-- The task --
Each record, in full, must be restated word for word.

(Records from a collection)
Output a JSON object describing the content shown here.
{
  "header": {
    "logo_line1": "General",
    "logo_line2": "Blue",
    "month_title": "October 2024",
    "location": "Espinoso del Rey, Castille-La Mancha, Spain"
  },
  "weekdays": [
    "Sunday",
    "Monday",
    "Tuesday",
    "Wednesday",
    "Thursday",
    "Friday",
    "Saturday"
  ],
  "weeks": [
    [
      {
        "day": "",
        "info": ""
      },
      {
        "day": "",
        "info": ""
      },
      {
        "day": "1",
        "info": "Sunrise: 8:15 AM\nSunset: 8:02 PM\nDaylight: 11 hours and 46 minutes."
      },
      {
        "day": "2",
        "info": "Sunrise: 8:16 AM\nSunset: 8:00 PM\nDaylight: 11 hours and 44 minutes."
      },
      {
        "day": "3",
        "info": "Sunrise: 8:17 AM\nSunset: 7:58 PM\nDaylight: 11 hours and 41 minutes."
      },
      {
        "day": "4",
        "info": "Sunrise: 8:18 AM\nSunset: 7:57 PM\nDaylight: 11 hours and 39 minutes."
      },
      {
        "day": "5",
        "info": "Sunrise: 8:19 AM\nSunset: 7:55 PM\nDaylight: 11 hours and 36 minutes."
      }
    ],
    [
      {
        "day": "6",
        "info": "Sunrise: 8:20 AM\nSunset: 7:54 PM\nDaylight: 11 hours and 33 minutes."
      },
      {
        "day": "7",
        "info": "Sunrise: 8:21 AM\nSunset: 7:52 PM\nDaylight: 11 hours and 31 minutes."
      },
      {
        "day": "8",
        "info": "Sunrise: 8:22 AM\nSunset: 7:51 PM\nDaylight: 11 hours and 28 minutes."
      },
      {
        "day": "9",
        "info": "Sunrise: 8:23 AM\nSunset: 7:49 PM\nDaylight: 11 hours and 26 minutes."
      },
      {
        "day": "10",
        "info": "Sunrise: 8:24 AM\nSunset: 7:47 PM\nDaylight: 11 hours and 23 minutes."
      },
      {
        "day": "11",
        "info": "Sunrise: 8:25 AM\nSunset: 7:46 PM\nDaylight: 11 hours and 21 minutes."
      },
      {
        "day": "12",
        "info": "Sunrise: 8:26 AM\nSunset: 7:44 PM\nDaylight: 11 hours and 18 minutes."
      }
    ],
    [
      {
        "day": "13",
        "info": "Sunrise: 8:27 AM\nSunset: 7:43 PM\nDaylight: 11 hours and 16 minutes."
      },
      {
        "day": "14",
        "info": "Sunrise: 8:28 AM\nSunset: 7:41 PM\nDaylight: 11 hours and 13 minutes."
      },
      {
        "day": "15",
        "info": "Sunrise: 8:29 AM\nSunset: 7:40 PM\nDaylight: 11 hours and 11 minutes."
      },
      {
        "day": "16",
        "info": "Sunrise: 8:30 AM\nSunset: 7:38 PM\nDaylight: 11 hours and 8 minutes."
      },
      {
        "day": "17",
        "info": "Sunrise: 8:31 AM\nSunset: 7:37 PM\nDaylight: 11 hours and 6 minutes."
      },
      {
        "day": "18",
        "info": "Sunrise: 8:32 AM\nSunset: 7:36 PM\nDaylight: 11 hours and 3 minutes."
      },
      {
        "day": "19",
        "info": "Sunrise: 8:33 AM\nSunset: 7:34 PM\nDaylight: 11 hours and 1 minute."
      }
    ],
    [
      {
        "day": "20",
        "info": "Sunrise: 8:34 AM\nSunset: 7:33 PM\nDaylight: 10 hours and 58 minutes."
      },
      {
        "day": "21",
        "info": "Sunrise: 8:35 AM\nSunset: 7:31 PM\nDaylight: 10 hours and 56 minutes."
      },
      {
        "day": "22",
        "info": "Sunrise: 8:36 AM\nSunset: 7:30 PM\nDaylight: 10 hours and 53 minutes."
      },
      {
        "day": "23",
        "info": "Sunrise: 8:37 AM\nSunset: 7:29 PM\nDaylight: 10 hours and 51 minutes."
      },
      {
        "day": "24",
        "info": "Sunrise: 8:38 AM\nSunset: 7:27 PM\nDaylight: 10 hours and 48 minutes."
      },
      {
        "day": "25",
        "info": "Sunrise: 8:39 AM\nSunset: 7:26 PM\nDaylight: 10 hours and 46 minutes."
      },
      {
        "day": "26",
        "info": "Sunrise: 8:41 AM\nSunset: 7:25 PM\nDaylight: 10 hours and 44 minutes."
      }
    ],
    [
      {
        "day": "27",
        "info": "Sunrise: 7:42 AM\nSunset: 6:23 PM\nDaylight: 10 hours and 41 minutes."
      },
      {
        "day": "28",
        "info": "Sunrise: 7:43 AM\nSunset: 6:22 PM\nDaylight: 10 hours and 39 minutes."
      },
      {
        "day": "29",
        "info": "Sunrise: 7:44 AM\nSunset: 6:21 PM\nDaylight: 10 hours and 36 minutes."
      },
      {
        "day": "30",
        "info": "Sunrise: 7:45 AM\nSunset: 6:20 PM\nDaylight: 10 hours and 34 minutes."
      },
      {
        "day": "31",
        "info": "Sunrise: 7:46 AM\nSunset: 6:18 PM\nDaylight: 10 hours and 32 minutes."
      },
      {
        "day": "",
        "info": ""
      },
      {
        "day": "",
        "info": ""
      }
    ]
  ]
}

-- Problem solution --
Output a JSON object describing the content shown here.
{
  "header": {
    "logo_line1": "General",
    "logo_line2": "Blue",
    "month_title": "October 2024",
    "location": "Espinoso del Rey, Castille-La Mancha, Spain"
  },
  "weekdays": [
    "Sunday",
    "Monday",
    "Tuesday",
    "Wednesday",
    "Thursday",
    "Friday",
    "Saturday"
  ],
  "weeks": [
    [
      {
        "day": "",
        "info": ""
      },
      {
        "day": "",
        "info": ""
      },
      {
        "day": "1",
        "info": "Sunrise: 8:15 AM\nSunset: 8:02 PM\nDaylight: 11 hours and 46 minutes."
      },
      {
        "day": "2",
        "info": "Sunrise: 8:16 AM\nSunset: 8:00 PM\nDaylight: 11 hours and 44 minutes."
      },
      {
        "day": "3",
        "info": "Sunrise: 8:17 AM\nSunset: 7:58 PM\nDaylight: 11 hours and 41 minutes."
      },
      {
        "day": "4",
        "info": "Sunrise: 8:18 AM\nSunset: 7:57 PM\nDaylight: 11 hours and 39 minutes."
      },
      {
        "day": "5",
        "info": "Sunrise: 8:19 AM\nSunset: 7:55 PM\nDaylight: 11 hours and 36 minutes."
      }
    ],
    [
      {
        "day": "6",
        "info": "Sunrise: 8:20 AM\nSunset: 7:54 PM\nDaylight: 11 hours and 33 minutes."
      },
      {
        "day": "7",
        "info": "Sunrise: 8:21 AM\nSunset: 7:52 PM\nDaylight: 11 hours and 31 minutes."
      },
      {
        "day": "8",
        "info": "Sunrise: 8:22 AM\nSunset: 7:51 PM\nDaylight: 11 hours and 28 minutes."
      },
      {
        "day": "9",
        "info": "Sunrise: 8:23 AM\nSunset: 7:49 PM\nDaylight: 11 hours and 26 minutes."
      },
      {
        "day": "10",
        "info": "Sunrise: 8:24 AM\nSunset: 7:47 PM\nDaylight: 11 hours and 23 minutes."
      },
      {
        "day": "11",
        "info": "Sunrise: 8:25 AM\nSunset: 7:46 PM\nDaylight: 11 hours and 21 minutes."
      },
      {
        "day": "12",
        "info": "Sunrise: 8:26 AM\nSunset: 7:44 PM\nDaylight: 11 hours and 18 minutes."
      }
    ],
    [
      {
        "day": "13",
        "info": "Sunrise: 8:27 AM\nSunset: 7:43 PM\nDaylight: 11 hours and 16 minutes."
      },
      {
        "day": "14",
        "info": "Sunrise: 8:28 AM\nSunset: 7:41 PM\nDaylight: 11 hours and 13 minutes."
      },
      {
        "day": "15",
        "info": "Sunrise: 8:29 AM\nSunset: 7:40 PM\nDaylight: 11 hours and 11 minutes."
      },
      {
        "day": "16",
        "info": "Sunrise: 8:30 AM\nSunset: 7:38 PM\nDaylight: 11 hours and 8 minutes."
      },
      {
        "day": "17",
        "info": "Sunrise: 8:31 AM\nSunset: 7:37 PM\nDaylight: 11 hours and 6 minutes."
      },
      {
        "day": "18",
        "info": "Sunrise: 8:32 AM\nSunset: 7:36 PM\nDaylight: 11 hours and 3 minutes."
      },
      {
        "day": "19",
        "info": "Sunrise: 8:33 AM\nSunset: 7:34 PM\nDaylight: 11 hours and 1 minute."
      }
    ],
    [
      {
        "day": "20",
        "info": "Sunrise: 8:34 AM\nSunset: 7:33 PM\nDaylight: 10 hours and 58 minutes."
      },
      {
        "day": "21",
        "info": "Sunrise: 8:35 AM\nSunset: 7:31 PM\nDaylight: 10 hours and 56 minutes."
      },
      {
        "day": "22",
        "info": "Sunrise: 8:36 AM\nSunset: 7:30 PM\nDaylight: 10 hours and 53 minutes."
      },
      {
        "day": "23",
        "info": "Sunrise: 8:37 AM\nSunset: 7:29 PM\nDaylight: 10 hours and 51 minutes."
      },
      {
        "day": "24",
        "info": "Sunrise: 8:38 AM\nSunset: 7:27 PM\nDaylight: 10 hours and 48 minutes."
      },
      {
        "day": "25",
        "info": "Sunrise: 8:39 AM\nSunset: 7:26 PM\nDaylight: 10 hours and 46 minutes."
      },
      {
        "day": "26",
        "info": "Sunrise: 8:41 AM\nSunset: 7:25 PM\nDaylight: 10 hours and 44 minutes."
      }
    ],
    [
      {
        "day": "27",
        "info": "Sunrise: 7:42 AM\nSunset: 6:23 PM\nDaylight: 10 hours and 41 minutes."
      },
      {
        "day": "28",
        "info": "Sunrise: 7:43 AM\nSunset: 6:22 PM\nDaylight: 10 hours and 39 minutes."
      },
      {
        "day": "29",
        "info": "Sunrise: 7:44 AM\nSunset: 6:21 PM\nDaylight: 10 hours and 36 minutes."
      },
      {
        "day": "30",
        "info": "Sunrise: 7:45 AM\nSunset: 6:20 PM\nDaylight: 10 hours and 34 minutes."
      },
      {
        "day": "31",
        "info": "Sunrise: 7:46 AM\nSunset: 6:18 PM\nDaylight: 10 hours and 32 minutes."
      },
      {
        "day": "",
        "info": ""
      },
      {
        "day": "",
        "info": ""
      }
    ]
  ]
}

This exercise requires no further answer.